◆ YOUR TASK ◆
Take from the records below each line that holds "Baseline".

◆ SUPPLIED DATA ◆
----
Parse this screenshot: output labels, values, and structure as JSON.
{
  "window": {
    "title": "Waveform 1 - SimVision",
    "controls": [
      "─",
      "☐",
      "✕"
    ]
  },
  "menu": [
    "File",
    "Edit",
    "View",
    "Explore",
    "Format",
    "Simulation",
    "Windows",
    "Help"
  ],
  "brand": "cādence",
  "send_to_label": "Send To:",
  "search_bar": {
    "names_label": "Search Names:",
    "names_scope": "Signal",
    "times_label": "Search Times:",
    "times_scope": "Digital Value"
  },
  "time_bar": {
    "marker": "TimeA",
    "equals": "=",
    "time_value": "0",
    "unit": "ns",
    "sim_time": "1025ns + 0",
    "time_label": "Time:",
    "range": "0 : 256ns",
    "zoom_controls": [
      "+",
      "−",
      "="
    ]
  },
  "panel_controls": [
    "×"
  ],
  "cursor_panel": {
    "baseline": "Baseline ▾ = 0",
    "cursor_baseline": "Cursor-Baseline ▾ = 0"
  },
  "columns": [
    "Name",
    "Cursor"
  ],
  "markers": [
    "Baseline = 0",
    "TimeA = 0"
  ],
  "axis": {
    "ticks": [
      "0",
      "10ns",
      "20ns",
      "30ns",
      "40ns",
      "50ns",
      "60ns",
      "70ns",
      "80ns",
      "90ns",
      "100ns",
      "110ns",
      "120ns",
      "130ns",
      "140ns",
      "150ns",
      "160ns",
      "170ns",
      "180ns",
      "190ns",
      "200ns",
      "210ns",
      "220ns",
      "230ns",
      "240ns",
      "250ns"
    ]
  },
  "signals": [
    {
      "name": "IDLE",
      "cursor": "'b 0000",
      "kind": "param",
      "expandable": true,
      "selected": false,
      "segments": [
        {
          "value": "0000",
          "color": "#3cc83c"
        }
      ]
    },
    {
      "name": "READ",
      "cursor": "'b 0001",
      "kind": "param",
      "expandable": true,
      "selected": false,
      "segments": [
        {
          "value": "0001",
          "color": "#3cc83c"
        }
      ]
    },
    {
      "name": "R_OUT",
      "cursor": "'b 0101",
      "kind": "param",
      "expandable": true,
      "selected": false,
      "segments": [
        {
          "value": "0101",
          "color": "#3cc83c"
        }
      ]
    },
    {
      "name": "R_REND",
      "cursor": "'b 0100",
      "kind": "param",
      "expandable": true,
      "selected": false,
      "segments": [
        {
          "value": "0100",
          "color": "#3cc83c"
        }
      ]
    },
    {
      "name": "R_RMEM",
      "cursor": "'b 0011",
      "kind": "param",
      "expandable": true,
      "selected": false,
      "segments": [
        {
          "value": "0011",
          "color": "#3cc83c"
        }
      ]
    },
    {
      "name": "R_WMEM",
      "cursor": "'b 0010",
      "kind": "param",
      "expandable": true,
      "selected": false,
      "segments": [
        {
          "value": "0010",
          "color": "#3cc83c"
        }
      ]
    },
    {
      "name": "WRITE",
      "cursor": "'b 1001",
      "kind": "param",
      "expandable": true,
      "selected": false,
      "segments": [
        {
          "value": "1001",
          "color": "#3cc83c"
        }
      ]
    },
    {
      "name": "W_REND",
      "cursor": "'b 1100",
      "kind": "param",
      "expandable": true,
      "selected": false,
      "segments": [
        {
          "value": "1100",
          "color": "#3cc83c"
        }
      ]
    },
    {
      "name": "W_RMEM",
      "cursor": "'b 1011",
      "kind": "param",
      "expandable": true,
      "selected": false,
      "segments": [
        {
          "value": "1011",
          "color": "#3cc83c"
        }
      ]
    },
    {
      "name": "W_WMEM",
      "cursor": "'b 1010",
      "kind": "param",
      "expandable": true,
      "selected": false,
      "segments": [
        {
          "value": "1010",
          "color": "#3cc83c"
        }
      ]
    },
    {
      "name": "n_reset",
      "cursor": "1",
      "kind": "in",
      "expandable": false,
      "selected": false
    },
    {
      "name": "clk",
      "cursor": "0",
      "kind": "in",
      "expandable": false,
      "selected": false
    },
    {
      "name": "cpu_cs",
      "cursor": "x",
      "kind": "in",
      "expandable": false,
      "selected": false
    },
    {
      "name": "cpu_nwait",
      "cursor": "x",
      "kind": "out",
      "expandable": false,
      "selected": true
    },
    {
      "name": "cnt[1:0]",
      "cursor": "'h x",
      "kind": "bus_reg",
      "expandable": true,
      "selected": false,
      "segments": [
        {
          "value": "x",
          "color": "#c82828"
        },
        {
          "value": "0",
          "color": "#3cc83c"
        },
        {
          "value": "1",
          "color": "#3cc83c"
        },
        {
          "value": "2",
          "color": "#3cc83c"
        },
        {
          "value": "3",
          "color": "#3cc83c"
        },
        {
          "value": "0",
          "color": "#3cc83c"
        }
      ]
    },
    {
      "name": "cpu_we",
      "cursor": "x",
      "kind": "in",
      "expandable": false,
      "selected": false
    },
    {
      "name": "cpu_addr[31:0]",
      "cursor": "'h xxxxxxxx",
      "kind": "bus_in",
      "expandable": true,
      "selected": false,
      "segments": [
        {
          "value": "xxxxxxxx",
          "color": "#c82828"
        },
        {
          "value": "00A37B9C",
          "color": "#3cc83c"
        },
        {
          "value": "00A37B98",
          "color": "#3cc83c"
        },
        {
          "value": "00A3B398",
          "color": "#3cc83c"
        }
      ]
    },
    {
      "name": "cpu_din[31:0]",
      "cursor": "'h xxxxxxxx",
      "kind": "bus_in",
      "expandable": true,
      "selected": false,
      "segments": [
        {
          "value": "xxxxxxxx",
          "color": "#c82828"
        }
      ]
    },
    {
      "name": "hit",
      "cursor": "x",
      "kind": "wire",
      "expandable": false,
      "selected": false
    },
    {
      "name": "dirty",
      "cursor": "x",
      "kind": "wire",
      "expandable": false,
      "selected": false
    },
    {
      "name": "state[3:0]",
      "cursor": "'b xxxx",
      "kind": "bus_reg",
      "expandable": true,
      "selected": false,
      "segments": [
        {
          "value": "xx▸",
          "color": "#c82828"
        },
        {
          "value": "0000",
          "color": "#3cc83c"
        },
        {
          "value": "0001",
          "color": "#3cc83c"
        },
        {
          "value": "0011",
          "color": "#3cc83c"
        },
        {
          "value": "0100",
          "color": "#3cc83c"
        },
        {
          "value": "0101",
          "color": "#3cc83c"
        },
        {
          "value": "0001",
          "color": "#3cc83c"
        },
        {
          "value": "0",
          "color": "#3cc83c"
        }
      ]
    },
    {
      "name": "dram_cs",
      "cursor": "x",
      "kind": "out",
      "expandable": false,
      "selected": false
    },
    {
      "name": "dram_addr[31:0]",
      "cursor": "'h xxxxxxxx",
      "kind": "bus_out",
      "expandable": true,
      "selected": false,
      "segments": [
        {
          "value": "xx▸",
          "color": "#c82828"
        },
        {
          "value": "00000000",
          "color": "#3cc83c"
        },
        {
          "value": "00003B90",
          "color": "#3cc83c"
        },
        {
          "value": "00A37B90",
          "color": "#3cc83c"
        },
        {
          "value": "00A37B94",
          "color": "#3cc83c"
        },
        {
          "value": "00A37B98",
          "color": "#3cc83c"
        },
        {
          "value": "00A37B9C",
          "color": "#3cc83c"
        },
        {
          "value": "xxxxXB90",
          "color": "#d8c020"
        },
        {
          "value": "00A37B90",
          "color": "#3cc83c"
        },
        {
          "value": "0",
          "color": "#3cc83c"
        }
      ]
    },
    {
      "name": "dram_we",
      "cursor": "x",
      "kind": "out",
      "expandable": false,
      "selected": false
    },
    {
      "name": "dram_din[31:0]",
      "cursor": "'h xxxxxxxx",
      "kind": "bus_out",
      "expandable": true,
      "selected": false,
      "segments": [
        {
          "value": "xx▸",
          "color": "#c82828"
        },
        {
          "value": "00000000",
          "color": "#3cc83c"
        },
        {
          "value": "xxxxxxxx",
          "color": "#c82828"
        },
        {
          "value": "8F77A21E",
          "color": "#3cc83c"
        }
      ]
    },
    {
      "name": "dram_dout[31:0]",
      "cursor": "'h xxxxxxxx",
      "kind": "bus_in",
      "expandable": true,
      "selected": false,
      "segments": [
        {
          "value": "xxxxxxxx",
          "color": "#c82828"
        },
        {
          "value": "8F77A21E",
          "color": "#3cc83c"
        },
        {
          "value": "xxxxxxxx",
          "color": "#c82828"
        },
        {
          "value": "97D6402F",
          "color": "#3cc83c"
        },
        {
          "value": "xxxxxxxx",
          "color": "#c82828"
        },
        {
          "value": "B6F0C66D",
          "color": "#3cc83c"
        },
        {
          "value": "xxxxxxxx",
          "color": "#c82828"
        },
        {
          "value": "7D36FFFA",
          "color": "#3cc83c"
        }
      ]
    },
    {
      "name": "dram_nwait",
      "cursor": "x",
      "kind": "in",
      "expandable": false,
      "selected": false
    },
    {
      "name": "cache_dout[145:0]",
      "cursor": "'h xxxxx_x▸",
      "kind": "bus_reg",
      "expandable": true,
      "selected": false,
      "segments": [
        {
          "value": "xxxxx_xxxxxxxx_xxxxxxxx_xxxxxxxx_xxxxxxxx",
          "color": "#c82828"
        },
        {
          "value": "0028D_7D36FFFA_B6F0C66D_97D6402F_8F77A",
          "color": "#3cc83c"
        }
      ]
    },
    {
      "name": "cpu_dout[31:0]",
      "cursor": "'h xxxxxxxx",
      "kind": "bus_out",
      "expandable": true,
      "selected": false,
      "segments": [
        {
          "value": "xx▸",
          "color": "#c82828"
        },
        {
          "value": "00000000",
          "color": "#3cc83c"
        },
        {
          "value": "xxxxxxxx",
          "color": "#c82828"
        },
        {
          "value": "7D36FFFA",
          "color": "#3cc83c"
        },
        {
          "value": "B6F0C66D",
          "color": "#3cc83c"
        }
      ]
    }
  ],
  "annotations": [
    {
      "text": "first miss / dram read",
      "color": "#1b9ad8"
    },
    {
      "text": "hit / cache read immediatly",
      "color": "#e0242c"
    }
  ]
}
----
◆ SOLUTION TO THIS EXERCISE ◆
    "baseline": "Baseline ▾ = 0",
    "cursor_baseline": "Cursor-Baseline ▾ = 0"
    "Baseline = 0",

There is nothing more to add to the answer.